WHAT TO WORK ON ->
Copies of all lines containing the string "设备基础" are needed from the data below.

[App and web page records]
┏━━

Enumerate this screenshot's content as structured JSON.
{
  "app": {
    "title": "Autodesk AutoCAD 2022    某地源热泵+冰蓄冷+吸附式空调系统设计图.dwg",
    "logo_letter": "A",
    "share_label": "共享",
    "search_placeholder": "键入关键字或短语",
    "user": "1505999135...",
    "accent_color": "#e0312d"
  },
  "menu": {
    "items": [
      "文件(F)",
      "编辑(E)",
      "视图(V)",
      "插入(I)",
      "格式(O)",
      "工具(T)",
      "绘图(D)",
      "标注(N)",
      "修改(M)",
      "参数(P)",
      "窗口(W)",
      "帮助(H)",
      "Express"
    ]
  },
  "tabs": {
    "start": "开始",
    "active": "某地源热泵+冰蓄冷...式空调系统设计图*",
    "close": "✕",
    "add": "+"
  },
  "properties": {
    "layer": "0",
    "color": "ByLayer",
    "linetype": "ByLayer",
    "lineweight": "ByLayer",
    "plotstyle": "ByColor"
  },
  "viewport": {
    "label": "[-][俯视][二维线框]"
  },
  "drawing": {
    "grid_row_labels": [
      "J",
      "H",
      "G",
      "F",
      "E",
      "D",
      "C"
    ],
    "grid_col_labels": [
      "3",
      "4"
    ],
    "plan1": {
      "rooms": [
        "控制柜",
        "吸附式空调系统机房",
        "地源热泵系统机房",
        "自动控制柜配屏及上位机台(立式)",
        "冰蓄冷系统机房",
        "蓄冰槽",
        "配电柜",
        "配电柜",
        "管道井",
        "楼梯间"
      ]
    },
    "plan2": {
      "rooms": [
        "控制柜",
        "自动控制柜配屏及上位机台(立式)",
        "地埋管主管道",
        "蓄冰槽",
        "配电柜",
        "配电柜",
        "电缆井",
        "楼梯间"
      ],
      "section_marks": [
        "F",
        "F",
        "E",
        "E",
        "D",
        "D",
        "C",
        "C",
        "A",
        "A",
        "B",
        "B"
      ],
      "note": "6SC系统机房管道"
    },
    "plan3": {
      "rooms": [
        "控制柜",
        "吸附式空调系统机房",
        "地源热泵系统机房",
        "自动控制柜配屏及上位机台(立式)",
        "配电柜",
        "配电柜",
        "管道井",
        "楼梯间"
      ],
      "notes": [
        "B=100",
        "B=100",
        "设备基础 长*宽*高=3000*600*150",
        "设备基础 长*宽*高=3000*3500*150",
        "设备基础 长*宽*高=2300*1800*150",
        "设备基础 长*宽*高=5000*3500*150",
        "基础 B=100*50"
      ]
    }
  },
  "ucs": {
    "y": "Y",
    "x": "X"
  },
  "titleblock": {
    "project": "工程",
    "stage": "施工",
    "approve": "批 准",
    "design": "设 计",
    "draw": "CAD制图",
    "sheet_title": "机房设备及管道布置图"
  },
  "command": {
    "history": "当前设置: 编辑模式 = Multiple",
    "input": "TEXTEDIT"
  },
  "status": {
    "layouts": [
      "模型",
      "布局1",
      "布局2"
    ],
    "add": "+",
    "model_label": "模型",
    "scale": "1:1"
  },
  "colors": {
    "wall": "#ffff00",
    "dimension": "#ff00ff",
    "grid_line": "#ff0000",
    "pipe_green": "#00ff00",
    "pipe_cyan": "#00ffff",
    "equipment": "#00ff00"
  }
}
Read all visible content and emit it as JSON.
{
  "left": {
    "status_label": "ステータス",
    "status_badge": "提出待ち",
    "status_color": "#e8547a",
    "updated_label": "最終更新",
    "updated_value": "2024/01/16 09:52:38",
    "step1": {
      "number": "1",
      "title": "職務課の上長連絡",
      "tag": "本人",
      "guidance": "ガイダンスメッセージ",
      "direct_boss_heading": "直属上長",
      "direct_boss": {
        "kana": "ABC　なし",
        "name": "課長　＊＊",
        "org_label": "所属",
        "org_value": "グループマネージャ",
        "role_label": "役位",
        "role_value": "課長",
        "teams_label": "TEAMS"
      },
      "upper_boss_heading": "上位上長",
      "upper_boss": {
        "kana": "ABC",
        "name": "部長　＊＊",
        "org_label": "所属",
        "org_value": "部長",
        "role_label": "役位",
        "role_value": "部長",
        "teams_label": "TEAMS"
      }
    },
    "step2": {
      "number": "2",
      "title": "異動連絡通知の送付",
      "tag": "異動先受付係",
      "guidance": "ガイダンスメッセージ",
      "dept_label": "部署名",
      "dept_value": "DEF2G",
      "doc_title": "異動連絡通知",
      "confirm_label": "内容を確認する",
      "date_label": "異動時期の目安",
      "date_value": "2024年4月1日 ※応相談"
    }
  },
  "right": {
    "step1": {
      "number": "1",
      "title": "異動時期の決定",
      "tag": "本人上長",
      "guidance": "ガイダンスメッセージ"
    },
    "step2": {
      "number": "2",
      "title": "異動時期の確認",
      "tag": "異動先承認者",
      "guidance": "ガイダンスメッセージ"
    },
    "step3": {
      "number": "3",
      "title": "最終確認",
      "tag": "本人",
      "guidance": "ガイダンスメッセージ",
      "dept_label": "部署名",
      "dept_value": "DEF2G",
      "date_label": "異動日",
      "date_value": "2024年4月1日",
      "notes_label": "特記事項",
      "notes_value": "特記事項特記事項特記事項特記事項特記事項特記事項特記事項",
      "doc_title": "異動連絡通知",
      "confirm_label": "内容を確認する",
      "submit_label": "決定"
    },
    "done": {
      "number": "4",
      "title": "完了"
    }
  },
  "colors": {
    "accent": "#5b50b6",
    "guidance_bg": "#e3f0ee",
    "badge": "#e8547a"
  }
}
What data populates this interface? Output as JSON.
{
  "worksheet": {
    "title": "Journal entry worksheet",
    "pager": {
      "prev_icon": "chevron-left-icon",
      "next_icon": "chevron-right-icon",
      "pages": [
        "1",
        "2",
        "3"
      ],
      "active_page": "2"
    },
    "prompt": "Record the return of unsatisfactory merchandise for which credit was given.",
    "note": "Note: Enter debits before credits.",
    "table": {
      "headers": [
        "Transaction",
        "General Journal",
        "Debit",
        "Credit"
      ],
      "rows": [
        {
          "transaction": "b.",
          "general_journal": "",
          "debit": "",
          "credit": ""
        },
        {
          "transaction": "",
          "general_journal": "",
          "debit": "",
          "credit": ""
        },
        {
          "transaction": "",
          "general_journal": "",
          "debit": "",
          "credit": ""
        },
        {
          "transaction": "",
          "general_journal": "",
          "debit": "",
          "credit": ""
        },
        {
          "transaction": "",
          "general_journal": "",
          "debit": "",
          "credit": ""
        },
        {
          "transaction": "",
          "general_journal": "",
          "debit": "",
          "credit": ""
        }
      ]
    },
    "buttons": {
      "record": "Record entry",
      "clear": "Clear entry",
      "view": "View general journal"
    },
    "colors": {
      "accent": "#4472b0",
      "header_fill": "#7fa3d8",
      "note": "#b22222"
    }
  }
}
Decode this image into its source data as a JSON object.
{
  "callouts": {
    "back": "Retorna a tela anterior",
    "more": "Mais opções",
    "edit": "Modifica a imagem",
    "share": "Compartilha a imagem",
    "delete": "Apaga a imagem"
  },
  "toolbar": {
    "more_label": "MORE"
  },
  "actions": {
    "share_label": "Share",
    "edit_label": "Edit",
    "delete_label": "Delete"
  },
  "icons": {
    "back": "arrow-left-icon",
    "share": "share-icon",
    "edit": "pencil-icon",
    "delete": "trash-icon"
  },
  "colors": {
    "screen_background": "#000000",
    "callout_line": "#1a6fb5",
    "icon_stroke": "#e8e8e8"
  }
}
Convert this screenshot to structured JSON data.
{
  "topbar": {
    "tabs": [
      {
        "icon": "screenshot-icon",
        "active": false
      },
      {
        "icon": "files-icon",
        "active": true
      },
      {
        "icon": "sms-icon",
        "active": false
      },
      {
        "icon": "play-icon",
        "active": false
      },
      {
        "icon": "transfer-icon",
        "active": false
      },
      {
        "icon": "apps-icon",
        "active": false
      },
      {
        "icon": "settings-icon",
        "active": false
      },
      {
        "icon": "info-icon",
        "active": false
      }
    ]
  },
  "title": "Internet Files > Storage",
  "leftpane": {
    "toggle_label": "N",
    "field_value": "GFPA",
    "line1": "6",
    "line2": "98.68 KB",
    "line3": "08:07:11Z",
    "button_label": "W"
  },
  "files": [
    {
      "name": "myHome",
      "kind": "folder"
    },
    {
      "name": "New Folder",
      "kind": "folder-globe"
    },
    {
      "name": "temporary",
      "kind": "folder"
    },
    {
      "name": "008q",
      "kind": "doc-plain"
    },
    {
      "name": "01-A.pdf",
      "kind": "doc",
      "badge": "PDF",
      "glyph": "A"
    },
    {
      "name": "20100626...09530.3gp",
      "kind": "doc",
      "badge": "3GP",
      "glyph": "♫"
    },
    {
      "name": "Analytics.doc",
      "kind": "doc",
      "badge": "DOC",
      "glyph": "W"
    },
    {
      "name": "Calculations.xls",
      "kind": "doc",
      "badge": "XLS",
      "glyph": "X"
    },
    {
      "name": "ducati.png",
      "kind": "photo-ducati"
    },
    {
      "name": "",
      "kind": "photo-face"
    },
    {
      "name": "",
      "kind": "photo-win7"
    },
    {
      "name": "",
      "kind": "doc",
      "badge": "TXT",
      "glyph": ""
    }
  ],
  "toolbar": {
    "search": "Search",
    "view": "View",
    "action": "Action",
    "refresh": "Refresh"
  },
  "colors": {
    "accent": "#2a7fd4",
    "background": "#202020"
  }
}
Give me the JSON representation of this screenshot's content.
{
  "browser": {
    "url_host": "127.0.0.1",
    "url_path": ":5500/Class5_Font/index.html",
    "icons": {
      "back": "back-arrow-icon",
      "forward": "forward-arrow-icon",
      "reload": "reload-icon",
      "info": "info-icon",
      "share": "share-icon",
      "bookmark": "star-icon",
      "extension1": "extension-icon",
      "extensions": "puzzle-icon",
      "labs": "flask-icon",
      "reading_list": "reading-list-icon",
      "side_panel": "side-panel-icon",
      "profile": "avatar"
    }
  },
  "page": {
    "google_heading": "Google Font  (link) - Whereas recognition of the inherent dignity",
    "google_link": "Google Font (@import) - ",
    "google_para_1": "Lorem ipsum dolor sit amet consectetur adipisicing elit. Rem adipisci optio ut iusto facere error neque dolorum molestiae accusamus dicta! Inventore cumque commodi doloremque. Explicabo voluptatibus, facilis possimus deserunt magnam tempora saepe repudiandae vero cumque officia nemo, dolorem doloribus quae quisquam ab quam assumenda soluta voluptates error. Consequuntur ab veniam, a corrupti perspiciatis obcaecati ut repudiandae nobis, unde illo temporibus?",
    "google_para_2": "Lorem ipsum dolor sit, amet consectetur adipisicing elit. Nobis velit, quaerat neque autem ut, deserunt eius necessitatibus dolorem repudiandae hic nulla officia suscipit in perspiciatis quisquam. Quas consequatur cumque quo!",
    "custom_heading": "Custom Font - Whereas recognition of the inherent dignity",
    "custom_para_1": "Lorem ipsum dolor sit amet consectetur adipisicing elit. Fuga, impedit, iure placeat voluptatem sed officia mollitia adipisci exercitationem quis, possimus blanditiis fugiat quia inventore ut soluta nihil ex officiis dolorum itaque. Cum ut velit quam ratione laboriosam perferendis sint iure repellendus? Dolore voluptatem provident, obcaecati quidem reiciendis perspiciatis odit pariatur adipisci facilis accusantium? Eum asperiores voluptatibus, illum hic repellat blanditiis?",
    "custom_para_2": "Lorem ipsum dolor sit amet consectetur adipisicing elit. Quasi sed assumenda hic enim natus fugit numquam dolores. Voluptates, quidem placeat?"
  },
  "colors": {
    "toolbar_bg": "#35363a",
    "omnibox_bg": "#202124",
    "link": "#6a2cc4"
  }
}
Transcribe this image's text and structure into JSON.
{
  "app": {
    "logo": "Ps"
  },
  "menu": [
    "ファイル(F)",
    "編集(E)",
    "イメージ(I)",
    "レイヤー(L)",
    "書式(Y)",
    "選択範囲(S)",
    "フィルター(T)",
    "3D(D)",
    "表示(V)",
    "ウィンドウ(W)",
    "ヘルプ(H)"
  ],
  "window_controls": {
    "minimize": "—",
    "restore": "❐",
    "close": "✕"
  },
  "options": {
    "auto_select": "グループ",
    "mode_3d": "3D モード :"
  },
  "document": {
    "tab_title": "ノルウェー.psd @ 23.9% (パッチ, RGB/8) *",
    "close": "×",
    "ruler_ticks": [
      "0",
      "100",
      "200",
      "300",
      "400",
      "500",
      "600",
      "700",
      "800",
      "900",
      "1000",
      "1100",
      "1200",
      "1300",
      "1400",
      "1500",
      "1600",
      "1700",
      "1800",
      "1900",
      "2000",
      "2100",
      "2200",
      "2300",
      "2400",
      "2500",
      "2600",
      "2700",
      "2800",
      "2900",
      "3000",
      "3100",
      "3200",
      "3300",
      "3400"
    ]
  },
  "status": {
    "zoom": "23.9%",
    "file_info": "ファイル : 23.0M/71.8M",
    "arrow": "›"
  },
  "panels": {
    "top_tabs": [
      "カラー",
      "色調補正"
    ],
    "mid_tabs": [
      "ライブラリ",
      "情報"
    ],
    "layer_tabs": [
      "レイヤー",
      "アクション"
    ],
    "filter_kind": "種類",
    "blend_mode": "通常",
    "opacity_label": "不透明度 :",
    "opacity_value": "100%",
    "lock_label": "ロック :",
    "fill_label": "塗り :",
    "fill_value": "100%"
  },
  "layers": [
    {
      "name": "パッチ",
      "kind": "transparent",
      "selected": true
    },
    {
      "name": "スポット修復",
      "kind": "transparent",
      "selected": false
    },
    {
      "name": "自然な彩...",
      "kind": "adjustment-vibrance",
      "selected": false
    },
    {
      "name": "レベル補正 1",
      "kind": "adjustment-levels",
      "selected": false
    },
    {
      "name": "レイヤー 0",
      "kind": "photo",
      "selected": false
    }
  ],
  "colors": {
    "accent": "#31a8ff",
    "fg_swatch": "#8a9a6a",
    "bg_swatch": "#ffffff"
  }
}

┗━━

COMPLETED TASK ->
        "设备基础 长*宽*高=3000*600*150",
        "设备基础 长*宽*高=3000*3500*150",
        "设备基础 长*宽*高=2300*1800*150",
        "设备基础 长*宽*高=5000*3500*150",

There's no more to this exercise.